Discovered in an L.A. theater by Chaplin himself, Coogan launched a 50-year career that would bring him fame and fortune.

He starred in 19 astounding silent films such as “Long Live The King (1932)”, “Tom Sawyer (1930) and Huckleberry Finn (1931)” before he turned 18. Coogan is also famous for his memorable role as Uncle Fester in the Addams Family sitcom.

His teenage years are riddled with harsh and troublesome events. Reportedly, he has been involved in a revenge lynching of street thugs who kidnapped and killed Brooke Heart, a friend of Coogan’s. He lost his father, John Coogan, and his fellow child actor Junior Durkin in a car accident, and he was the sole survivor of the fatal crash.

Coogan as Uncle Fester in The Addams Family, 1966

Coogan as Uncle Fester in The Addams Family, 1966

Coogan’s military career had no dull moments either, as he was a glider pilot enlisted in the US Army in 1941. Performing a night landing in a small and narrow jungle, he succeeded in transporting British troops in India in 1944. He had 4 wives, 4 children, and a fulfilled life before dying at the age of 69.

He earned over $4 million but, due to his mother and step-father’s vulture-like appetite for spending money on diamonds, luxuries, and expensive cars, he only received today’s equivalent of a mere $2000.

The hard-working actor was basically robbed of his money when he got older to understand. Chaplin wholeheartedly supported him financially when Coogan fell on hard times.

Publicity poster for Charlie Chaplin's 1921 movie The Kid.

Publicity poster for Charlie Chaplin’s 1921 movie The Kid.

His mother stated, “No promises were ever made to give Jackie anything. Every dollar a kid earns before he is 21 belongs to his parents.”, as she and her husband thought that they were entitled to their son’s wealth. Coogan, appalled by his parents’ recklessness, he took matters into his own hands.

He decided to sue them in 1938 and would ultimately win the legal battle, planting the seed of a totally new and interesting legislative.

The legislation for the California Child Actor’s Bill was passed in 1939 in California, all thanks to Jackie Coogan’s complaint which, surprisingly, was heeded by the government. As the legislature stands, the money that is earned and accumulated under a contract of the code remains the sole legal property of the minor child.

Jackie Coogan in 1920

Jackie Coogan in 1920

The law has been revised a couple of times. It was not a perfect law, but it required that 15% of the child’s money needed to be set aside in a trust account for their personal use when they reached maturity.

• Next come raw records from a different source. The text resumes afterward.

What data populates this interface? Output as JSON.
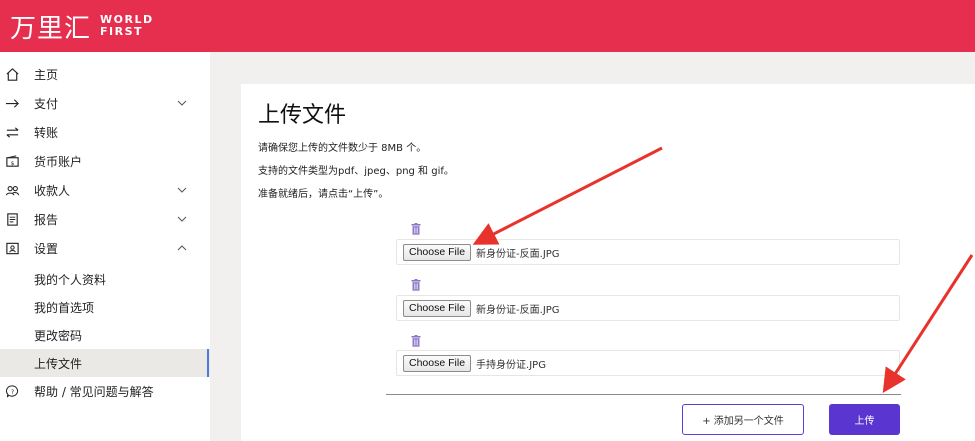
{
  "header": {
    "logo_cn": "万里汇",
    "logo_en_line1": "WORLD",
    "logo_en_line2": "FIRST",
    "brand_color": "#e62e4f"
  },
  "sidebar": {
    "items": [
      {
        "label": "主页",
        "icon": "home-icon"
      },
      {
        "label": "支付",
        "icon": "arrow-right-icon"
      },
      {
        "label": "转账",
        "icon": "transfer-icon"
      },
      {
        "label": "货币账户",
        "icon": "wallet-icon"
      },
      {
        "label": "收款人",
        "icon": "users-icon"
      },
      {
        "label": "报告",
        "icon": "document-icon"
      },
      {
        "label": "设置",
        "icon": "id-card-icon"
      },
      {
        "label": "帮助 / 常见问题与解答",
        "icon": "chat-help-icon"
      }
    ],
    "settings_sub": [
      {
        "label": "我的个人资料"
      },
      {
        "label": "我的首选项"
      },
      {
        "label": "更改密码"
      },
      {
        "label": "上传文件",
        "active": true
      }
    ]
  },
  "main": {
    "title": "上传文件",
    "instructions": [
      "请确保您上传的文件数少于 8MB 个。",
      "支持的文件类型为pdf、jpeg、png 和 gif。",
      "准备就绪后，请点击“上传”。"
    ],
    "files": [
      {
        "button_label": "Choose File",
        "file_name": "新身份证-反面.JPG"
      },
      {
        "button_label": "Choose File",
        "file_name": "新身份证-反面.JPG"
      },
      {
        "button_label": "Choose File",
        "file_name": "手持身份证.JPG"
      }
    ],
    "add_button_label": "+ 添加另一个文件",
    "upload_button_label": "上传",
    "accent_color": "#5b35d0"
  }
}
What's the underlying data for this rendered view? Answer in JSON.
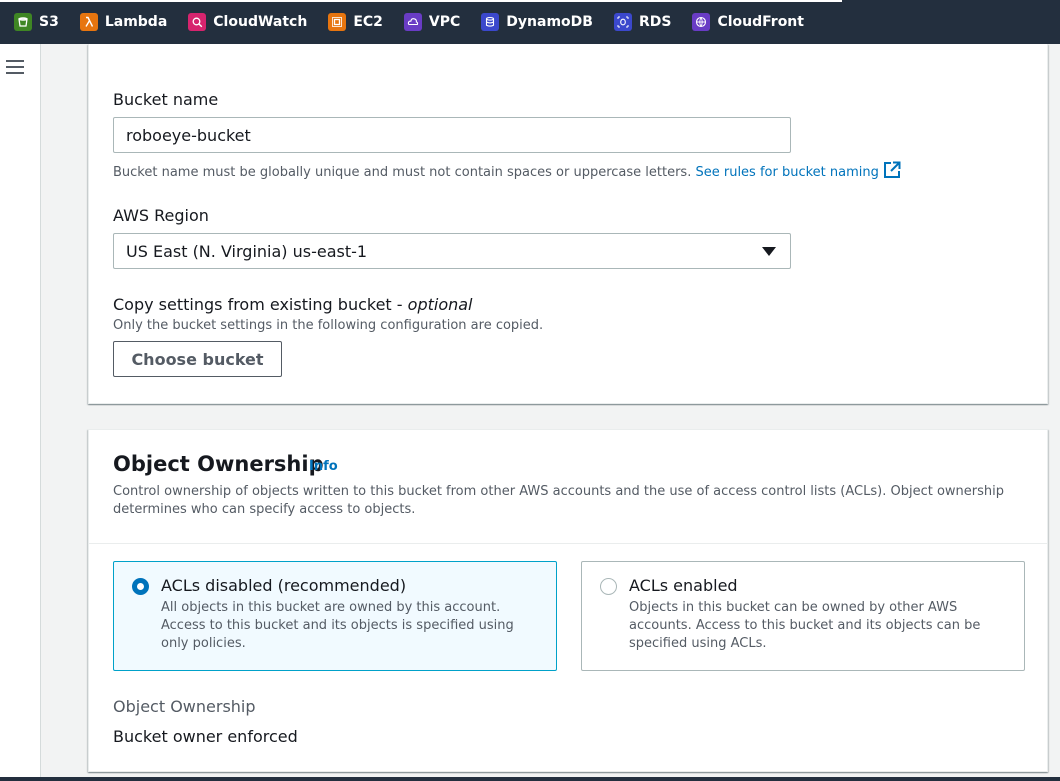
{
  "services_bar": {
    "items": [
      {
        "label": "S3",
        "icon": "s3-icon",
        "color": "#3f8624"
      },
      {
        "label": "Lambda",
        "icon": "lambda-icon",
        "color": "#e7750f"
      },
      {
        "label": "CloudWatch",
        "icon": "cloudwatch-icon",
        "color": "#d6246e"
      },
      {
        "label": "EC2",
        "icon": "ec2-icon",
        "color": "#e7750f"
      },
      {
        "label": "VPC",
        "icon": "vpc-icon",
        "color": "#693cc5"
      },
      {
        "label": "DynamoDB",
        "icon": "dynamodb-icon",
        "color": "#3b48cc"
      },
      {
        "label": "RDS",
        "icon": "rds-icon",
        "color": "#3b48cc"
      },
      {
        "label": "CloudFront",
        "icon": "cloudfront-icon",
        "color": "#693cc5"
      }
    ]
  },
  "general_configuration": {
    "bucket_name": {
      "label": "Bucket name",
      "value": "roboeye-bucket",
      "hint": "Bucket name must be globally unique and must not contain spaces or uppercase letters.",
      "hint_link": "See rules for bucket naming"
    },
    "region": {
      "label": "AWS Region",
      "value": "US East (N. Virginia) us-east-1"
    },
    "copy_settings": {
      "label": "Copy settings from existing bucket - ",
      "label_optional": "optional",
      "hint": "Only the bucket settings in the following configuration are copied.",
      "button": "Choose bucket"
    }
  },
  "object_ownership": {
    "title": "Object Ownership",
    "info": "Info",
    "description": "Control ownership of objects written to this bucket from other AWS accounts and the use of access control lists (ACLs). Object ownership determines who can specify access to objects.",
    "options": [
      {
        "title": "ACLs disabled (recommended)",
        "description": "All objects in this bucket are owned by this account. Access to this bucket and its objects is specified using only policies.",
        "selected": true
      },
      {
        "title": "ACLs enabled",
        "description": "Objects in this bucket can be owned by other AWS accounts. Access to this bucket and its objects can be specified using ACLs.",
        "selected": false
      }
    ],
    "summary_label": "Object Ownership",
    "summary_value": "Bucket owner enforced"
  },
  "colors": {
    "nav_bg": "#232f3e",
    "link": "#0073bb",
    "selected_border": "#00a1c9",
    "selected_bg": "#f1faff"
  }
}
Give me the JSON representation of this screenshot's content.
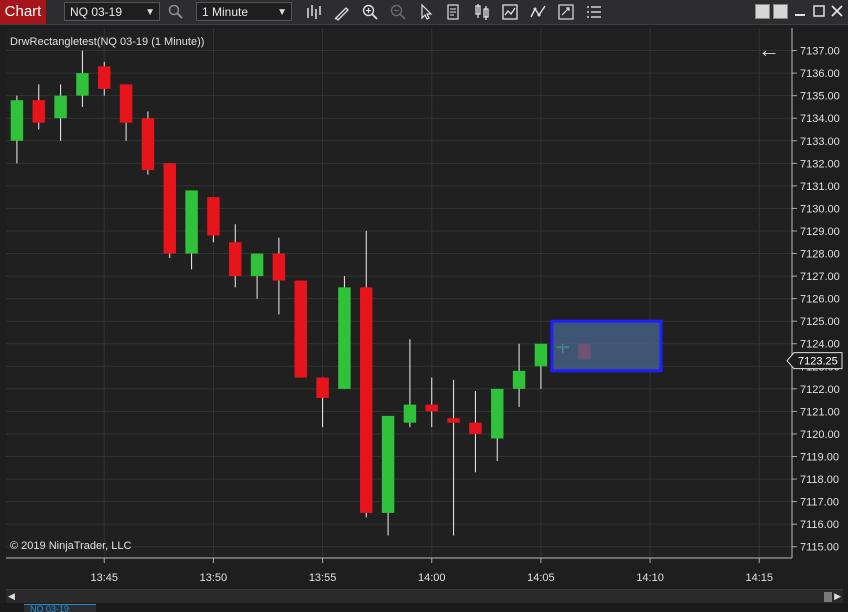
{
  "toolbar": {
    "app_title": "Chart",
    "instrument": "NQ 03-19",
    "interval": "1 Minute",
    "icons": [
      "search-icon",
      "bar-type-icon",
      "drawing-tool-icon",
      "zoom-in-icon",
      "zoom-out-icon",
      "pointer-icon",
      "data-box-icon",
      "chart-style-icon",
      "indicators-icon",
      "strategies-icon",
      "properties-icon",
      "menu-icon"
    ],
    "window_buttons": [
      "minimize",
      "maximize",
      "restore",
      "close"
    ]
  },
  "chart": {
    "label": "DrwRectangletest(NQ 03-19 (1 Minute))",
    "copyright": "© 2019 NinjaTrader, LLC",
    "current_price": "7123.25",
    "back_arrow": "←"
  },
  "bottom": {
    "tab_label": "NQ 03-19"
  },
  "colors": {
    "up": "#2fc23a",
    "down": "#e8141b",
    "background": "#202020",
    "grid": "#333333",
    "rectangle_fill": "#4a6790",
    "rectangle_border": "#1e1eff",
    "price_marker_bg": "#1e1e1e"
  },
  "chart_data": {
    "type": "candlestick",
    "ylim": [
      7114.5,
      7138.0
    ],
    "y_ticks": [
      "7115.00",
      "7116.00",
      "7117.00",
      "7118.00",
      "7119.00",
      "7120.00",
      "7121.00",
      "7122.00",
      "7123.00",
      "7124.00",
      "7125.00",
      "7126.00",
      "7127.00",
      "7128.00",
      "7129.00",
      "7130.00",
      "7131.00",
      "7132.00",
      "7133.00",
      "7134.00",
      "7135.00",
      "7136.00",
      "7137.00"
    ],
    "x_ticks": [
      "13:45",
      "13:50",
      "13:55",
      "14:00",
      "14:05",
      "14:10",
      "14:15"
    ],
    "x_tick_index": [
      4,
      9,
      14,
      19,
      24,
      29,
      34
    ],
    "x_range": [
      -0.5,
      35.5
    ],
    "grid": true,
    "candles": [
      {
        "o": 7133.0,
        "h": 7135.0,
        "l": 7132.0,
        "c": 7134.8
      },
      {
        "o": 7134.8,
        "h": 7135.5,
        "l": 7133.5,
        "c": 7133.8
      },
      {
        "o": 7134.0,
        "h": 7135.5,
        "l": 7133.0,
        "c": 7135.0
      },
      {
        "o": 7135.0,
        "h": 7137.0,
        "l": 7134.5,
        "c": 7136.0
      },
      {
        "o": 7136.3,
        "h": 7136.5,
        "l": 7135.0,
        "c": 7135.3
      },
      {
        "o": 7135.5,
        "h": 7135.5,
        "l": 7133.0,
        "c": 7133.8
      },
      {
        "o": 7134.0,
        "h": 7134.3,
        "l": 7131.5,
        "c": 7131.7
      },
      {
        "o": 7132.0,
        "h": 7132.0,
        "l": 7127.8,
        "c": 7128.0
      },
      {
        "o": 7128.0,
        "h": 7130.8,
        "l": 7127.3,
        "c": 7130.8
      },
      {
        "o": 7130.5,
        "h": 7130.5,
        "l": 7128.5,
        "c": 7128.8
      },
      {
        "o": 7128.5,
        "h": 7129.3,
        "l": 7126.5,
        "c": 7127.0
      },
      {
        "o": 7127.0,
        "h": 7128.0,
        "l": 7126.0,
        "c": 7128.0
      },
      {
        "o": 7128.0,
        "h": 7128.7,
        "l": 7125.3,
        "c": 7126.8
      },
      {
        "o": 7126.8,
        "h": 7126.8,
        "l": 7122.5,
        "c": 7122.5
      },
      {
        "o": 7122.5,
        "h": 7122.5,
        "l": 7120.3,
        "c": 7121.6
      },
      {
        "o": 7122.0,
        "h": 7127.0,
        "l": 7122.0,
        "c": 7126.5
      },
      {
        "o": 7126.5,
        "h": 7129.0,
        "l": 7116.3,
        "c": 7116.5
      },
      {
        "o": 7116.5,
        "h": 7120.8,
        "l": 7115.5,
        "c": 7120.8
      },
      {
        "o": 7120.5,
        "h": 7124.2,
        "l": 7120.3,
        "c": 7121.3
      },
      {
        "o": 7121.3,
        "h": 7122.5,
        "l": 7120.3,
        "c": 7121.0
      },
      {
        "o": 7120.7,
        "h": 7122.4,
        "l": 7115.5,
        "c": 7120.5
      },
      {
        "o": 7120.5,
        "h": 7121.9,
        "l": 7118.3,
        "c": 7120.0
      },
      {
        "o": 7119.8,
        "h": 7122.0,
        "l": 7118.8,
        "c": 7122.0
      },
      {
        "o": 7122.0,
        "h": 7124.0,
        "l": 7121.2,
        "c": 7122.8
      },
      {
        "o": 7123.0,
        "h": 7124.0,
        "l": 7122.0,
        "c": 7124.0
      },
      {
        "o": 7123.8,
        "h": 7124.0,
        "l": 7123.6,
        "c": 7123.9
      },
      {
        "o": 7124.0,
        "h": 7124.0,
        "l": 7123.3,
        "c": 7123.3
      }
    ],
    "rectangle": {
      "x_from": 24.5,
      "x_to": 29.5,
      "y_from": 7122.8,
      "y_to": 7125.0
    },
    "last_price": 7123.25
  }
}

Although this would turn out to be a law loophole, from which Jackie Coogan would have financial problems recovering the lost money. Under Californian law, all of Coogan’s earnings as a child belonged to the family. Thus, it was giving the mother special rights to the wealth that was considered as a community property state.

Shirley Temple in The Little Princess, her first color film.

Shirley Temple in The Little Princess, her first color film.

Shirley Temple, one of the most prominent names in Hollywood, was also a victim of royalty theft. Her well-garnered popularity was declining as she grew older and retired from acting at 22.

She was 20th Century Fox’s biggest box office draw during the 1930s. To her surprise, instead of the $3 million she had earned, she only had $44,000, because of her parent’s indifference and reckless spending.

Shirley Temple and Eddie Cantor cutting President Franklin D. Roosevelt's birthday cake in Los Angeles, California, 1937

Shirley Temple and Eddie Cantor cutting President Franklin D. Roosevelt’s birthday cake in Los Angeles, California, 1937

Perhaps Coogan had luck with his case, as gaining the attention of the state governments was not an easy task. Either way, Coogan got back what was left of the squandered money, $126,000 to be precise.

An extremely small sum in comparison to his rightfully deserved amount. Still, the legal battle that was waged against his own parents would go out in law history.

We have another story for you from our vault These heart-rending photos show child workers in sardine factories in 1911

Jackie Coogan will be remembered as the first spark that brought justice to the many unmentioned child actors throughout the state. Later on, his legal fame and prominence would be overshadowed by his unforgettable performance as Uncle Fester.